Try it —
Please retype every entry below, keeping it exactly the same.

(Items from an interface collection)
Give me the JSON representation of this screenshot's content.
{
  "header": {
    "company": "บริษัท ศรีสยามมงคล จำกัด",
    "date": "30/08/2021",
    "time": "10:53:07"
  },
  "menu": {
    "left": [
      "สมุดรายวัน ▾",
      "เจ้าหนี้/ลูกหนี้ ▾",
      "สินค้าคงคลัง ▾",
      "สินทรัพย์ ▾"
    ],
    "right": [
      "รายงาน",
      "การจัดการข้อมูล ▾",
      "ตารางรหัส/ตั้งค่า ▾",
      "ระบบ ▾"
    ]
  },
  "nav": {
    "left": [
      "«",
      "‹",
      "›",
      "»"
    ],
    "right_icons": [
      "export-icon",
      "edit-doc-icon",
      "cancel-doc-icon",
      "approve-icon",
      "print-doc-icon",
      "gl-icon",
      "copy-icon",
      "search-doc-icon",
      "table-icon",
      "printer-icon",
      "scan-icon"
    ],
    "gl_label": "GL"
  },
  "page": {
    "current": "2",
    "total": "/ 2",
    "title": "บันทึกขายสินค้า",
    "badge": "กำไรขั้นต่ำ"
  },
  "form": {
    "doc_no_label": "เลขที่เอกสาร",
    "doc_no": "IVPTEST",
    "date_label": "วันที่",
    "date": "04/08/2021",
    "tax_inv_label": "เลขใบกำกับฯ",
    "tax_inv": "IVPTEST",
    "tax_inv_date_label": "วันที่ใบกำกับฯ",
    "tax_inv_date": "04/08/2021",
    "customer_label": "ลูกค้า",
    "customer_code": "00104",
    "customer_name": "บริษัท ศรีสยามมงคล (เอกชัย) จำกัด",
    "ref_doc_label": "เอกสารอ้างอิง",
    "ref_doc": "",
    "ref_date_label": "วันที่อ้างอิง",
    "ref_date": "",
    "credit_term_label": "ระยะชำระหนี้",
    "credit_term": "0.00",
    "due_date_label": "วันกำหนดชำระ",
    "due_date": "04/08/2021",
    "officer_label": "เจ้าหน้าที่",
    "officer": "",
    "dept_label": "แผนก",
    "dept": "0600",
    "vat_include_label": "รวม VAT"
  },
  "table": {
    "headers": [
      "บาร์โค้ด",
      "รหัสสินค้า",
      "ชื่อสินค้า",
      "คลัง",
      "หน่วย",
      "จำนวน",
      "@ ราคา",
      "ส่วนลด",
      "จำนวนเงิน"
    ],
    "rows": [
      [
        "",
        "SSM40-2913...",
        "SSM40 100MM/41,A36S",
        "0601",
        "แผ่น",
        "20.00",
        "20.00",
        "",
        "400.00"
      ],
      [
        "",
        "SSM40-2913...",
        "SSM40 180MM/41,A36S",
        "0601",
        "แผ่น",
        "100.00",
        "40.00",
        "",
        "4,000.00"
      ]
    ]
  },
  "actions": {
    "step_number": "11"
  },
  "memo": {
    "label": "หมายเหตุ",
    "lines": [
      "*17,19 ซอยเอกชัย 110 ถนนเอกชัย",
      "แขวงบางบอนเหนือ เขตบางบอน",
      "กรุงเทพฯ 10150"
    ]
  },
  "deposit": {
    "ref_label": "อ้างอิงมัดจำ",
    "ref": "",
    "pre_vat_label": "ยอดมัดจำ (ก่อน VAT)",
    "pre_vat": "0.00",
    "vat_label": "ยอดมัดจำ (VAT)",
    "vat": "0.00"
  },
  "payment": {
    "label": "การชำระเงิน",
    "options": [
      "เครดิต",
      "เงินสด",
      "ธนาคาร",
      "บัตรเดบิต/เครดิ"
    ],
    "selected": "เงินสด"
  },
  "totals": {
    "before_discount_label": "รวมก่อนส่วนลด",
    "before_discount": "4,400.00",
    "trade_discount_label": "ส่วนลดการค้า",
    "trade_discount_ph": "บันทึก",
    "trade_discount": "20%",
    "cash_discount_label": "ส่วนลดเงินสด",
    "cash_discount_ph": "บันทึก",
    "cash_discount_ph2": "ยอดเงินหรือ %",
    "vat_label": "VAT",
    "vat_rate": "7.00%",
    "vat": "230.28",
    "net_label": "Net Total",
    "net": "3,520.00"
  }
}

Task answer —
Give me the JSON representation of this screenshot's content.
{
  "header": {
    "company": "บริษัท ศรีสยามมงคล จำกัด",
    "date": "30/08/2021",
    "time": "10:53:07"
  },
  "menu": {
    "left": [
      "สมุดรายวัน ▾",
      "เจ้าหนี้/ลูกหนี้ ▾",
      "สินค้าคงคลัง ▾",
      "สินทรัพย์ ▾"
    ],
    "right": [
      "รายงาน",
      "การจัดการข้อมูล ▾",
      "ตารางรหัส/ตั้งค่า ▾",
      "ระบบ ▾"
    ]
  },
  "nav": {
    "left": [
      "«",
      "‹",
      "›",
      "»"
    ],
    "right_icons": [
      "export-icon",
      "edit-doc-icon",
      "cancel-doc-icon",
      "approve-icon",
      "print-doc-icon",
      "gl-icon",
      "copy-icon",
      "search-doc-icon",
      "table-icon",
      "printer-icon",
      "scan-icon"
    ],
    "gl_label": "GL"
  },
  "page": {
    "current": "2",
    "total": "/ 2",
    "title": "บันทึกขายสินค้า",
    "badge": "กำไรขั้นต่ำ"
  },
  "form": {
    "doc_no_label": "เลขที่เอกสาร",
    "doc_no": "IVPTEST",
    "date_label": "วันที่",
    "date": "04/08/2021",
    "tax_inv_label": "เลขใบกำกับฯ",
    "tax_inv": "IVPTEST",
    "tax_inv_date_label": "วันที่ใบกำกับฯ",
    "tax_inv_date": "04/08/2021",
    "customer_label": "ลูกค้า",
    "customer_code": "00104",
    "customer_name": "บริษัท ศรีสยามมงคล (เอกชัย) จำกัด",
    "ref_doc_label": "เอกสารอ้างอิง",
    "ref_doc": "",
    "ref_date_label": "วันที่อ้างอิง",
    "ref_date": "",
    "credit_term_label": "ระยะชำระหนี้",
    "credit_term": "0.00",
    "due_date_label": "วันกำหนดชำระ",
    "due_date": "04/08/2021",
    "officer_label": "เจ้าหน้าที่",
    "officer": "",
    "dept_label": "แผนก",
    "dept": "0600",
    "vat_include_label": "รวม VAT"
  },
  "table": {
    "headers": [
      "บาร์โค้ด",
      "รหัสสินค้า",
      "ชื่อสินค้า",
      "คลัง",
      "หน่วย",
      "จำนวน",
      "@ ราคา",
      "ส่วนลด",
      "จำนวนเงิน"
    ],
    "rows": [
      [
        "",
        "SSM40-2913...",
        "SSM40 100MM/41,A36S",
        "0601",
        "แผ่น",
        "20.00",
        "20.00",
        "",
        "400.00"
      ],
      [
        "",
        "SSM40-2913...",
        "SSM40 180MM/41,A36S",
        "0601",
        "แผ่น",
        "100.00",
        "40.00",
        "",
        "4,000.00"
      ]
    ]
  },
  "actions": {
    "step_number": "11"
  },
  "memo": {
    "label": "หมายเหตุ",
    "lines": [
      "*17,19 ซอยเอกชัย 110 ถนนเอกชัย",
      "แขวงบางบอนเหนือ เขตบางบอน",
      "กรุงเทพฯ 10150"
    ]
  },
  "deposit": {
    "ref_label": "อ้างอิงมัดจำ",
    "ref": "",
    "pre_vat_label": "ยอดมัดจำ (ก่อน VAT)",
    "pre_vat": "0.00",
    "vat_label": "ยอดมัดจำ (VAT)",
    "vat": "0.00"
  },
  "payment": {
    "label": "การชำระเงิน",
    "options": [
      "เครดิต",
      "เงินสด",
      "ธนาคาร",
      "บัตรเดบิต/เครดิ"
    ],
    "selected": "เงินสด"
  },
  "totals": {
    "before_discount_label": "รวมก่อนส่วนลด",
    "before_discount": "4,400.00",
    "trade_discount_label": "ส่วนลดการค้า",
    "trade_discount_ph": "บันทึก",
    "trade_discount": "20%",
    "cash_discount_label": "ส่วนลดเงินสด",
    "cash_discount_ph": "บันทึก",
    "cash_discount_ph2": "ยอดเงินหรือ %",
    "vat_label": "VAT",
    "vat_rate": "7.00%",
    "vat": "230.28",
    "net_label": "Net Total",
    "net": "3,520.00"
  }
}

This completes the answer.